Over the last half-century, Anolis sagrei sagrei, a Cuban native, has become a global citizen. Likely as a stowaway in agricultural trade shipments, it has traveled to near-Cuba places like Florida, Jamaica, and Grand Cayman. It has gone as far Hawaii, Guam, and Taiwan. It is a stout lizard, males about 60mm long, brown in body color with a deep red dewlap bordered by a yellow margin. Jason Kolbe’s research documented the origin and spread of invasive populations of this subspecies around the globe.
Another subspecies of A. sagrei, A. sagrei luteosignifer, is endemic to Cayman Brac, the easternmost of the three Cayman Islands islands. On Brac, A. s. luteosignifer has evolved a mustard-yellow dewlap, in stark contrast to the red dewlap of A. s. sagrei.
On his last trip to Brac, Losos lab post-doc Thom Sanger noticed several unusual A. sagrei luteosignifer individuals with orange dewlaps. Because A. s. luteosignifer normally has yellow dewlaps, Thom hypothesized that there may be a previously unnoticed invasion of A. s. sagrei on Cayman Brac.
Alexis Harrison and I recently visited Cayman Brac to investigate whether A. s. sagrei individuals are on Cayman Brac, and if so, are they hybridizing with the native yellow-dewlapped subspecies?
From the 9th to the 14th of January, joined by Jonathan and Melissa Losos, we visited 19 sites across tiny Brac and captured 10-12 males per population to photograph and take spectrometric readings of their dewlaps. We’ve provided a few representative dewlap photos below. The dewlaps vary from dirty yellow to orange, and we found this variation in most populations on the island.
Out of approximately 200 lizards examined, we only found one lizard that looked unambiguously like A. s. sagrei, pictured below. It has a dewlap with the deep red center and bright yellow margin that is the trademark of this invader. Genetic data will help us test whether this is indeed an A. s. sagrei individual.
The presence of this A. s. sagrei individual suggests that there are others and that it is probable that individuals of this subspecies have been arriving to Cayman Brac regularly. Cayman Brac is supplied weekly by barge shipments from Grand Cayman, where A. s. sagrei has successfully established itself (probably from Cuba by way of Florida). A worker at the port told us that he’s seen all sorts of critters (e.g. snakes, spiders, iguanas, and more) skittering away from shipping containers that are unloaded from the barge onto Brac. Given the tendency for A. s. sagrei to be found in construction materials and potted plants, it is likely that it is among those critters being brought to Cayman Brac by the barge.
Are the orange dewlaps we found in Brac’s A. s. luteosignifer populations part of the natural color variation of that subspecies, or is the orange dewlap the result of hybridization with A. s. sagrei?

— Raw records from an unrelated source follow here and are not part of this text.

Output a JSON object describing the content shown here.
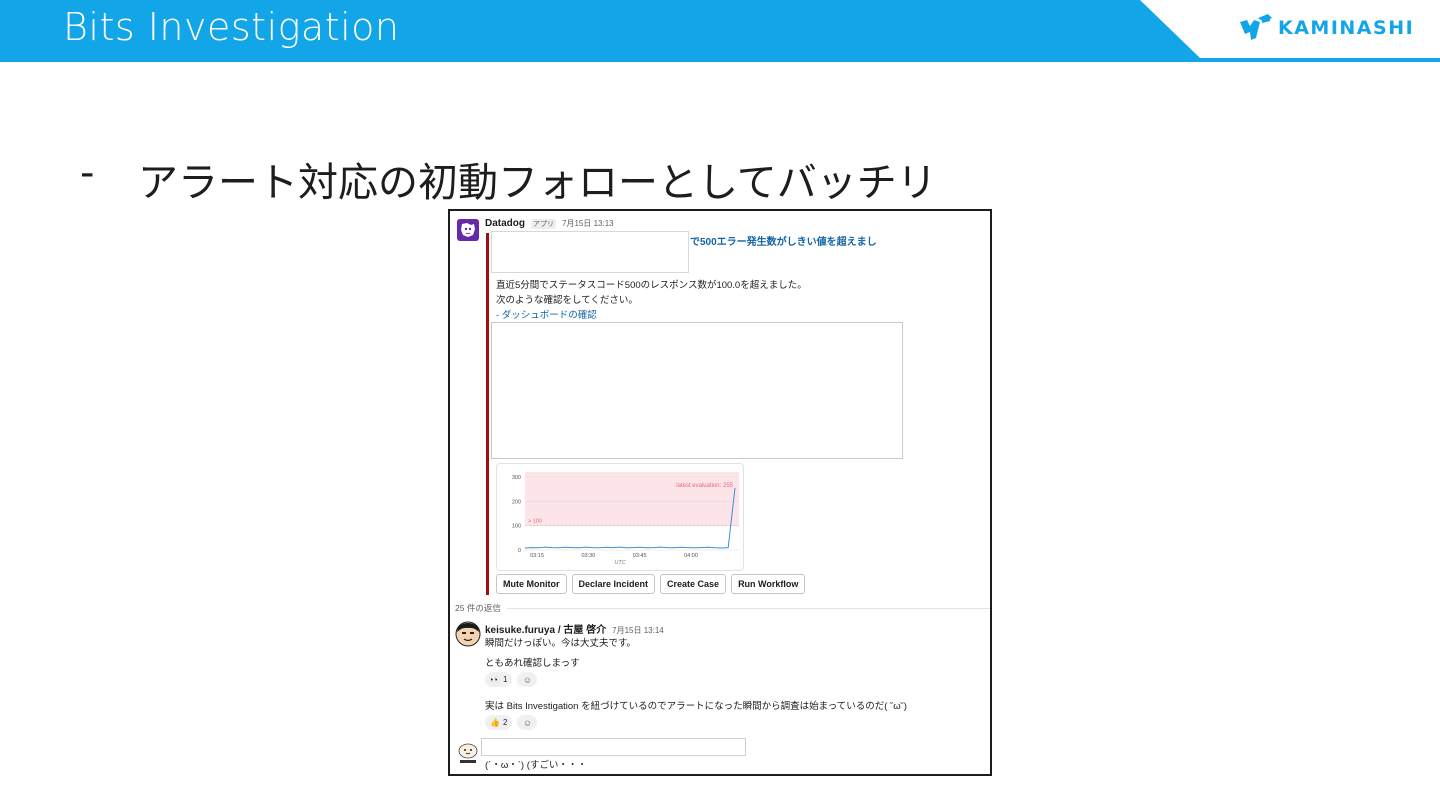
{
  "slide": {
    "title": "Bits Investigation",
    "logo_text": "KAMINASHI",
    "brand_color": "#12a5e8",
    "bullet_marker": "-",
    "bullet_text": "アラート対応の初動フォローとしてバッチリ"
  },
  "alert_message": {
    "sender": "Datadog",
    "app_tag": "アプリ",
    "timestamp": "7月15日 13:13",
    "title_visible": "で500エラー発生数がしきい値を超えまし",
    "body": [
      "直近5分間でステータスコード500のレスポンス数が100.0を超えました。",
      "次のような確認をしてください。"
    ],
    "dashboard_link": "- ダッシュボードの確認",
    "attachment_color": "#a40d0d"
  },
  "chart_data": {
    "type": "line",
    "title": "",
    "xlabel": "UTC",
    "ylabel": "",
    "x_ticks": [
      "03:15",
      "03:30",
      "03:45",
      "04:00"
    ],
    "y_ticks": [
      0,
      100,
      200,
      300
    ],
    "ylim": [
      0,
      320
    ],
    "threshold": 100,
    "threshold_label": "> 100",
    "annotation": "latest evaluation: 255",
    "series": [
      {
        "values": [
          8,
          10,
          9,
          12,
          10,
          9,
          11,
          10,
          9,
          12,
          10,
          9,
          11,
          10,
          12,
          9,
          10,
          11,
          9,
          10,
          12,
          10,
          9,
          11,
          10,
          9,
          10,
          11,
          9,
          8,
          10,
          255
        ]
      }
    ],
    "grid": true
  },
  "actions": [
    {
      "label": "Mute Monitor"
    },
    {
      "label": "Declare Incident"
    },
    {
      "label": "Create Case"
    },
    {
      "label": "Run Workflow"
    }
  ],
  "thread": {
    "replies_label": "25 件の返信",
    "reply": {
      "sender": "keisuke.furuya / 古屋 啓介",
      "timestamp": "7月15日 13:14",
      "lines": [
        "瞬間だけっぽい。今は大丈夫です。",
        "ともあれ確認しまっす",
        "実は Bits Investigation を紐づけているのでアラートになった瞬間から調査は始まっているのだ( ˘ω˘)"
      ],
      "reactions_1": [
        {
          "emoji": "👀",
          "count": "1"
        }
      ],
      "reactions_2": [
        {
          "emoji": "👍",
          "count": "2"
        }
      ]
    },
    "last_reply": "(´・ω・`) (すごい・・・"
  }
}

If the two subspecies aren’t reproductively isolated, they could be hybridizing to produce the orange-dewlapped lizards.
We will use genetic tools to address whether A. s. sagrei genes are introgressing into the gene pool of the Cayman Brac subspecies. We collected tail tips from every lizard we caught on Cayman Brac during this trip, and we have access to A. s. luteosignifer tissues collected approximately 20 years ago by J. Losos. Moreover, Alexis and I are currently collecting tail tips from A. s. sagrei on Grand Cayman. We will use these tissue collections to test for a cryptic invasion of A. s. sagrei on Cayman Brac.